NW 3rd and Everett, Portland, OR, 97208, 503-228-8131

Beside Zither Lake

Before strolling out across the Zig Zag Bridge, pass through an arrangement of plants divided into three distinctive groupings. Flowering crabapple trees on either side of the path unify this area. The specimen standing near the water's edge is the Chinese hanging-silk crabapple (Malus halliana), named for pendulous pink flowers borne on long, slender stalks. Chinese gardeners treasure M. halliana for its disorderly array of intertwined stems. The crabapple is often depicted in traditional art with the tree peony and magnolia.

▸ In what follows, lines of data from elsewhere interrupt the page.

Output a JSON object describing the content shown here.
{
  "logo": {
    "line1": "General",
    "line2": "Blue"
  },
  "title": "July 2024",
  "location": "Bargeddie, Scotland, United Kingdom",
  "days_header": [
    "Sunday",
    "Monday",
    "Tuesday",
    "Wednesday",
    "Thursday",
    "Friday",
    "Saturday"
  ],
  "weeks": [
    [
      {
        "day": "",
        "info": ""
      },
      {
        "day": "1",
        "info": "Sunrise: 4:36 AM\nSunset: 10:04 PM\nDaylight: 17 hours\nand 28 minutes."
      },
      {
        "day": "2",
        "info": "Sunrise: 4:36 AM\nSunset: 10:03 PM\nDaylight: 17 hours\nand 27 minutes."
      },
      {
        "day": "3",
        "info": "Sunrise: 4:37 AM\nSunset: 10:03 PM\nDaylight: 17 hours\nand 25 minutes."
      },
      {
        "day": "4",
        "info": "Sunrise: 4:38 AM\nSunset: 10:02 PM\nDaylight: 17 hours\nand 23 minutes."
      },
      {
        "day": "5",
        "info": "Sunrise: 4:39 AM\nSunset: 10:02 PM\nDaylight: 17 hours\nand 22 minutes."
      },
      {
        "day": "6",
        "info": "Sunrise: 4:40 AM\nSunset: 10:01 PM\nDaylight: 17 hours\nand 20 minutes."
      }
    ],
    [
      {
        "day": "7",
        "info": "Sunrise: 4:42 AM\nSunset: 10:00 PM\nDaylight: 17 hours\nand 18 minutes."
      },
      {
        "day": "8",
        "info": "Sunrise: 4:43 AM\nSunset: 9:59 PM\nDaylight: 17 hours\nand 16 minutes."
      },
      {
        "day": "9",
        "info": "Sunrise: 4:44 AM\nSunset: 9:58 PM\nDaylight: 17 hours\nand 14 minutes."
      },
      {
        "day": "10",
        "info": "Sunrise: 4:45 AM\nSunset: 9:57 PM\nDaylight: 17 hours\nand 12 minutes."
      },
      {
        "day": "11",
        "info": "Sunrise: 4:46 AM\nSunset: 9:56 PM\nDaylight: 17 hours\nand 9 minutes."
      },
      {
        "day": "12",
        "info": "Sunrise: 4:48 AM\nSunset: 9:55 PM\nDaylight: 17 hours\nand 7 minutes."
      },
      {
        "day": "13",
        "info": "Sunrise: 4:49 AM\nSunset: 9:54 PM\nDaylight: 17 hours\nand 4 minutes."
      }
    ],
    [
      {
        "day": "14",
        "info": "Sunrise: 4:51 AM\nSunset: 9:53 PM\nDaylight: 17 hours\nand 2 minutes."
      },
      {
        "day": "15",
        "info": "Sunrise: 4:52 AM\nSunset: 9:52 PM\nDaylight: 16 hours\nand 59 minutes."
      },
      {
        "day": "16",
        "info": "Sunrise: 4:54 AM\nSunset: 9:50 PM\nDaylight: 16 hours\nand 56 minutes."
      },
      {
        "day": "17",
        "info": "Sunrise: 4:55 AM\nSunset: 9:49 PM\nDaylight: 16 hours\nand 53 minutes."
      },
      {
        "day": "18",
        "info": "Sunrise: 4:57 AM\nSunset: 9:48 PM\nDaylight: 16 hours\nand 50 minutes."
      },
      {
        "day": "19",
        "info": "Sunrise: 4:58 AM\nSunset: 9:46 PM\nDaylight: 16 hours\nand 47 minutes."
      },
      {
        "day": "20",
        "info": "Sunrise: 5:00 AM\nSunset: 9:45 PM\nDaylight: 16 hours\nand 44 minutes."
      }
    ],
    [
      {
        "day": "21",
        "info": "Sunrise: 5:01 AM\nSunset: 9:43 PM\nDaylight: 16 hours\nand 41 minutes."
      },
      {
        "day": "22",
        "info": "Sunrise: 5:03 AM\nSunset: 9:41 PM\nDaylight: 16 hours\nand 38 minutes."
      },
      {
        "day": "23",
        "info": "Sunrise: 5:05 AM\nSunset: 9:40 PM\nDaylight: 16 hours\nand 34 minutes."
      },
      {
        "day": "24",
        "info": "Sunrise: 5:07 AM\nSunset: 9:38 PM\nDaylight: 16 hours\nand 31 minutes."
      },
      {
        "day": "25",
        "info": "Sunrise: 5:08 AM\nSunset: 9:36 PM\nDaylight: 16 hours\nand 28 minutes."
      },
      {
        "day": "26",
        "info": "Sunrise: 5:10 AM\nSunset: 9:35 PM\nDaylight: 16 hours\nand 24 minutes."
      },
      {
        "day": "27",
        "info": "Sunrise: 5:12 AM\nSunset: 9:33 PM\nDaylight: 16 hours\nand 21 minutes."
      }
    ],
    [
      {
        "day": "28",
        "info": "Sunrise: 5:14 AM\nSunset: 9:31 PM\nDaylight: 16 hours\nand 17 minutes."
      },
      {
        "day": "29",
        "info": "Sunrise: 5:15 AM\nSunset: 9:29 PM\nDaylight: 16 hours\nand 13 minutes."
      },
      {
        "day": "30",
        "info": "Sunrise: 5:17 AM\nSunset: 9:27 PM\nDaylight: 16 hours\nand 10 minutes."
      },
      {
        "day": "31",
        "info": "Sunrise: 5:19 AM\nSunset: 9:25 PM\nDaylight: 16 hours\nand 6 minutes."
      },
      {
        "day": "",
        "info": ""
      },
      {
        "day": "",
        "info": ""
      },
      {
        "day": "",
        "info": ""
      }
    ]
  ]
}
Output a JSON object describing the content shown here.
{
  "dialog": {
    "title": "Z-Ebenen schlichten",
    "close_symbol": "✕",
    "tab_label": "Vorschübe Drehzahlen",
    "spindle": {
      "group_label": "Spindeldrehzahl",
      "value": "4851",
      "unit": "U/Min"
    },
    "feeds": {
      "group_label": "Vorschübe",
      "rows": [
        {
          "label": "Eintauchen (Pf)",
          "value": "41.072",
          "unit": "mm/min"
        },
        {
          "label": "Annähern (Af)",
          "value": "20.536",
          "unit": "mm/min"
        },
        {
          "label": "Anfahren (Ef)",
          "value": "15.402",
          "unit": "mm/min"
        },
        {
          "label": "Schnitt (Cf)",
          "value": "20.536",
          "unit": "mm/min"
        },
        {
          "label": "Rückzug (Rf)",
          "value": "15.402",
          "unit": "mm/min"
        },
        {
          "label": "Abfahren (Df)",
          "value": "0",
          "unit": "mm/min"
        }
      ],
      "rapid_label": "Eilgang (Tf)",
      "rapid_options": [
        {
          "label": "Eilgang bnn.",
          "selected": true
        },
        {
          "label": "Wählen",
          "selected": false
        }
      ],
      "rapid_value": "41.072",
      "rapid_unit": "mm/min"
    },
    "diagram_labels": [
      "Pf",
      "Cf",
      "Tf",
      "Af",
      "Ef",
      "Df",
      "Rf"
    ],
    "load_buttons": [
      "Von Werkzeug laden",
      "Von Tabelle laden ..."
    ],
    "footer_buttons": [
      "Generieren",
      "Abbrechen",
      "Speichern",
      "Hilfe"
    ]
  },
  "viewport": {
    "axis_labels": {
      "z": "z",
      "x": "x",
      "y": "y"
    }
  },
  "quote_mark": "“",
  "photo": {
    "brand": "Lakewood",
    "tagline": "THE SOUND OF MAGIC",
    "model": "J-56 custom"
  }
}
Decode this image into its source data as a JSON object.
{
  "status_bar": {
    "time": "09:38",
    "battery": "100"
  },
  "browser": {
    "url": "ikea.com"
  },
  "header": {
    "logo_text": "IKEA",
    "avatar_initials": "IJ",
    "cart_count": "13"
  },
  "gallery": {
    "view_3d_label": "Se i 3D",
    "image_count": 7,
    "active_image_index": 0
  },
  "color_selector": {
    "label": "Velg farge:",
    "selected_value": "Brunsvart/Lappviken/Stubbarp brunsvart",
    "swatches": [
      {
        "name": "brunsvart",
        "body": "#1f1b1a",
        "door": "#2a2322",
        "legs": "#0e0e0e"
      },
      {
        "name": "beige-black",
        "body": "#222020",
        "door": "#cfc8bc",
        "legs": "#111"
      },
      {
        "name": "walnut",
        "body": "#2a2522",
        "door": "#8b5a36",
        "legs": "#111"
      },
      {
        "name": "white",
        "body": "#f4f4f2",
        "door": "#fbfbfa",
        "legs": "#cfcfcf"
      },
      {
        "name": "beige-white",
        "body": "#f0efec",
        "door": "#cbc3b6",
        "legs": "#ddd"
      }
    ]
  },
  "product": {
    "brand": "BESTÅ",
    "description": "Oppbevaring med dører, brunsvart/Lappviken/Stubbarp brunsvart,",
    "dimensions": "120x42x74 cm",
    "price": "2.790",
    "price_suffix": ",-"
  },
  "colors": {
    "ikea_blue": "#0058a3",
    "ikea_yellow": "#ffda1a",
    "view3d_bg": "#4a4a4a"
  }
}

The combination suggests "wealth and rank in the jade hall", a reference to scholars of old who passed imperial examinations at the highest level.

Closer to the bridge, a shore pine (Pinus contorta) overshadows the pebbled walkway. Beneath it grows a quince (Chaenomeles 'Atsuya Hamada') epresentative of the genus found throughout east Asia. This selection was collected in the wild by the well-known northwest plantsman, Roy Davidson. Its smoldering, deep red flowers are translucent when backlit by late winter sun.

Across the path to the north, near the Half Window Clustered in Green, is a pair of husan palms (Trachycarpus fortunei). Harvested for its fiber, this cold-hardy palm has been cultivated in China for so long that its native range there is uncertain. It is the most commonly planted palm in the Portland area and will surely enjoy wider usage in cooler climates.

A variety of grass-like ground covers in this area are featured throughout the garden. The small clumps of dark green grass are Ophiopogon japonicus, affectionately known as the "bordering everything grass" in China where it is used extensively. Lily turf (Liriope muscari) is the taller, more graceful specimen edging the path. Delicate lavender flower spikes emerge in late summer. Both L. muscari and O. japonicus are lily family members. The green and cream striped grasses are Acorus gramineus 'Vareigatus', the dwarf version of the Chinese 'fortunate bulrush' (A. calamus). Catching a glimpse of A. calamus in bloom was considered auspicious; moreover, prolonged life was assured by drinking a beverage made from its leaves.

husan palms (Trachycarpus fortunei)